### INFORMATION
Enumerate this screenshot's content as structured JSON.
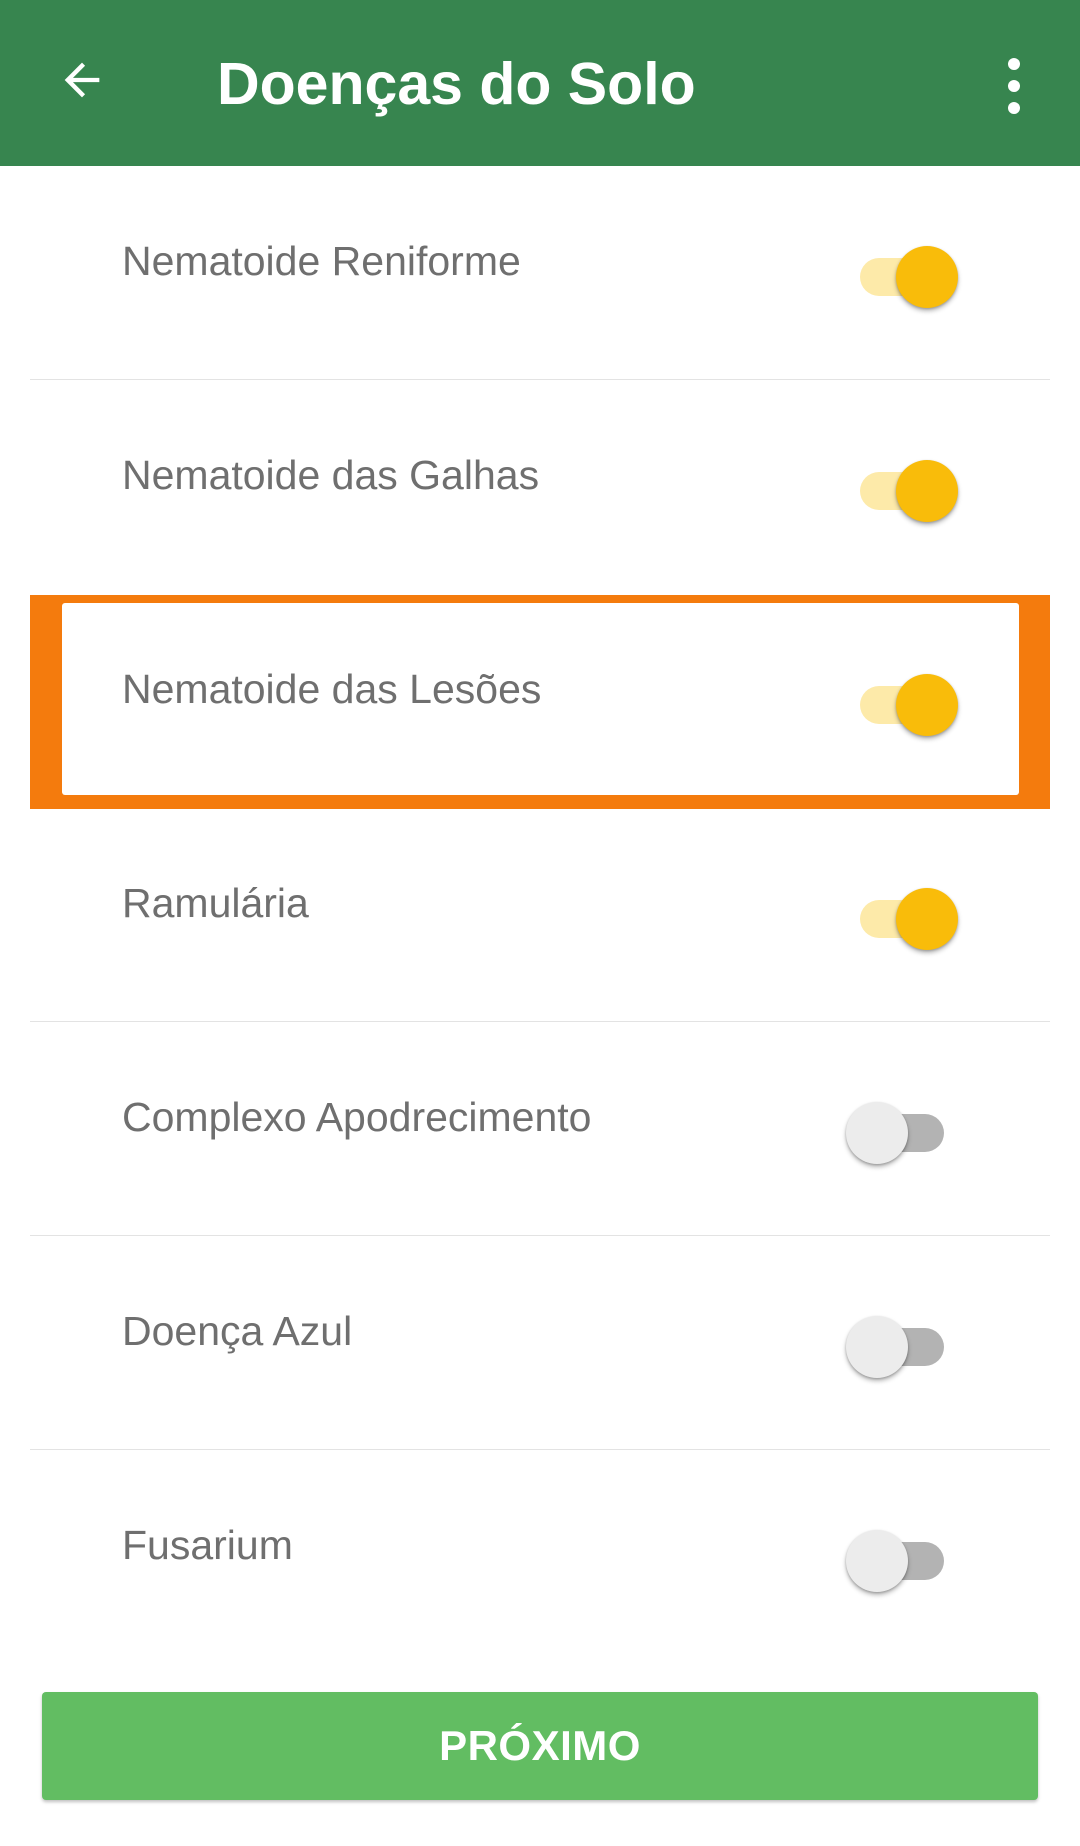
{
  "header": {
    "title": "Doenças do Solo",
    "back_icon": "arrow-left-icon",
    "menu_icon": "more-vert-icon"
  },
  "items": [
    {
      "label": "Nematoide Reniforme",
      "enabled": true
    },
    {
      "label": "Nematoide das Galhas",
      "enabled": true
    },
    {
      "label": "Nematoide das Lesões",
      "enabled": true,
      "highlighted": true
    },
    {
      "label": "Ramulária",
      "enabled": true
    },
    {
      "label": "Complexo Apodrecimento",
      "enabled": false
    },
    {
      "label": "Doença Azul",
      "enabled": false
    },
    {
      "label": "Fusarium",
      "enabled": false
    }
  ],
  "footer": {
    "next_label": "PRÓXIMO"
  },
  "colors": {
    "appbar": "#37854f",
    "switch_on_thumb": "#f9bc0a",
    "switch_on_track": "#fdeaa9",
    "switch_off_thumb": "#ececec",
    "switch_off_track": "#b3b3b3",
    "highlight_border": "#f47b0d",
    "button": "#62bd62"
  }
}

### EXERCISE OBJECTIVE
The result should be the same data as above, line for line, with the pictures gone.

### FINISHED EXERCISE
Enumerate this screenshot's content as structured JSON.
{
  "header": {
    "title": "Doenças do Solo",
    "back_icon": "arrow-left-icon",
    "menu_icon": "more-vert-icon"
  },
  "items": [
    {
      "label": "Nematoide Reniforme",
      "enabled": true
    },
    {
      "label": "Nematoide das Galhas",
      "enabled": true
    },
    {
      "label": "Nematoide das Lesões",
      "enabled": true,
      "highlighted": true
    },
    {
      "label": "Ramulária",
      "enabled": true
    },
    {
      "label": "Complexo Apodrecimento",
      "enabled": false
    },
    {
      "label": "Doença Azul",
      "enabled": false
    },
    {
      "label": "Fusarium",
      "enabled": false
    }
  ],
  "footer": {
    "next_label": "PRÓXIMO"
  },
  "colors": {
    "appbar": "#37854f",
    "switch_on_thumb": "#f9bc0a",
    "switch_on_track": "#fdeaa9",
    "switch_off_thumb": "#ececec",
    "switch_off_track": "#b3b3b3",
    "highlight_border": "#f47b0d",
    "button": "#62bd62"
  }
}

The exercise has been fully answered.